[1] When entering exhibits into the hearing record on the second day of the impartial hearing, the IHO did not resume the numbering he had used from the prior hearing date, resulting in two exhibits entered into the hearing record as Parent Exhibit A and two exhibits entered into the hearing record as IHO Exhibit I.  There were also duplicate copies of the student's July 2011 IEP and the parents' July 2012 due process complaint notice entered into the record.  As a result, reference to the July 11, 2011 IEP will be to Parent Ex. A, which was entered into the record on July 20, 2012, and reference to the July 2012 due process complaint notice will be to IHO Ex. I, which was entered into the record on July 20, 2012.

[2] According to the July 2011 IEP, the student's 12-month program did not include any related services (see Parent Ex. A at pp. 10-11).

[3] The parents also asserted that the July 2012 due process complaint notice did not pertain to any issues involving the 2012-13 10-month school year, and instead was limited to the parents' allegations that the June 2012 IEP failed to provide a 12-month program and that the district failed to implement the student's OT services as recommended in the July 2011 IEP (IHO Ex. I at pp. 2-3).

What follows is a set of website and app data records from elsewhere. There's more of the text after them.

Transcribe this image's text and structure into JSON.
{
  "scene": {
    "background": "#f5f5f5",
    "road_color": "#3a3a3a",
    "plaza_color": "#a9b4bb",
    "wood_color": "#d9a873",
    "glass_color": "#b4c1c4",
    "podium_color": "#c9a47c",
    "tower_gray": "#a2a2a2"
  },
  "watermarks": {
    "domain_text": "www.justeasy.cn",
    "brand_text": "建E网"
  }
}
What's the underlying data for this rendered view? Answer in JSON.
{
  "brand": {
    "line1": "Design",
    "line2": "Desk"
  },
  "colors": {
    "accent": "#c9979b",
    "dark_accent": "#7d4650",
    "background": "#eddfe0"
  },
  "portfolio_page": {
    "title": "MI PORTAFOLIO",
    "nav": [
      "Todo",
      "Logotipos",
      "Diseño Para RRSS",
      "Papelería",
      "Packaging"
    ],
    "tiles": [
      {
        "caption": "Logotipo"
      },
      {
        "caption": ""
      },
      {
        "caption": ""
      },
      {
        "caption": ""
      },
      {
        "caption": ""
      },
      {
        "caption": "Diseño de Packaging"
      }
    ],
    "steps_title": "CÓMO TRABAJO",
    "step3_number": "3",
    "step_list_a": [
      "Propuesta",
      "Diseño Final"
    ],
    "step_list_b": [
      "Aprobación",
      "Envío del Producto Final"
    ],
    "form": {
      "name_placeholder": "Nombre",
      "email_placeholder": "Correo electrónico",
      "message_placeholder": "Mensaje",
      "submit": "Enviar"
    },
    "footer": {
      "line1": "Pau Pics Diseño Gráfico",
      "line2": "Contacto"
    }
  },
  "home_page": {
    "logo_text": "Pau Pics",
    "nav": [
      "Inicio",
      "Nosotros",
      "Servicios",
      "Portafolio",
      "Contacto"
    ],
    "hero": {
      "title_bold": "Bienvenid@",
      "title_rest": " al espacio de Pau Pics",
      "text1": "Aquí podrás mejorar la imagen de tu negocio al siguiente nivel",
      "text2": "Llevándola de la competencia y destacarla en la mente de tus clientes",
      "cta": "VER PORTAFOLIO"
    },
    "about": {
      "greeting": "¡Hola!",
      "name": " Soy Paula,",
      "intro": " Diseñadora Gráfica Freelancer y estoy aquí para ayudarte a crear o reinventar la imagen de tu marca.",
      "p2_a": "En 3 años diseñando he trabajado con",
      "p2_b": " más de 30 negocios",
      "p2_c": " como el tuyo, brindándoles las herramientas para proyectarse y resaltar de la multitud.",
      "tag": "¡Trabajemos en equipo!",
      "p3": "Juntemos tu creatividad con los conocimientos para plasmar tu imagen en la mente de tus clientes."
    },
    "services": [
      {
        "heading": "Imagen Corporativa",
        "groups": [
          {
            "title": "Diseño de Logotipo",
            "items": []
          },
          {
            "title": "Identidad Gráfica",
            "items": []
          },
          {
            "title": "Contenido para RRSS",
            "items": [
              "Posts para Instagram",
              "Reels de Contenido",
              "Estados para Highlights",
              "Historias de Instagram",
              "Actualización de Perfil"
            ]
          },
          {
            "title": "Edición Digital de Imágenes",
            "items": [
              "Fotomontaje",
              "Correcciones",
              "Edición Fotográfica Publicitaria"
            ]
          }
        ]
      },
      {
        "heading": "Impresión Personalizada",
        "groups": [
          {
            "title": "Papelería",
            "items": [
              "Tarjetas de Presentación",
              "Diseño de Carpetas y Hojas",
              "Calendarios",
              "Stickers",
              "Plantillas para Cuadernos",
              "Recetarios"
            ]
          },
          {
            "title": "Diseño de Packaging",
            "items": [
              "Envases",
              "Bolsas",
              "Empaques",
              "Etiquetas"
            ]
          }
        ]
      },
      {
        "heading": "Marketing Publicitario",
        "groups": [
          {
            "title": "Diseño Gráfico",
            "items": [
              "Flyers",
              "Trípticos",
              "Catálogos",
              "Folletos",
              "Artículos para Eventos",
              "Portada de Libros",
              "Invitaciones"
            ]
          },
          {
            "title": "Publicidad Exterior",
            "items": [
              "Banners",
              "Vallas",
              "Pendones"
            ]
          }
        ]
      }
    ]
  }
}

[4] The IHO did not expressly determine that the district denied the student a FAPE due to its failure to implement the portion of the student's July 2011 IEP mandating OT services (see IHO Decision at pp. 3-6).  While the parties disagree whether the district's failure to provide the student with OT during the 2011-12 school year constituted a denial of a FAPE, the parties agree that some form of relief is appropriate to remedy the district's failure and therefore I need not resolve the parties' dispute on this issue of FAPE in this instance (see Pet. ¶ 73; Answer ¶¶ 34, 38).

[5] The Office of Vocational and Educational Services for Individuals with Disabilities (VESID) published a guidance memorandum, dated February 2006, which states the following regarding 12-month services:

A student is eligible for a twelve-month service or program when the period of review or reteaching required to recoup the skill or knowledge level attained by the end of the prior school year is beyond the time ordinarily reserved for that purpose at the beginning of the school year.  The typical period of review or reteaching ranges between 20 and 40 school days.  As a guideline for determining eligibility for an extended school year program a review period of eight weeks or more would indicate that substantial regression has occurred (http://www.p12.nysed.gov/specialed/publications/policy/esy/qa2006.htm).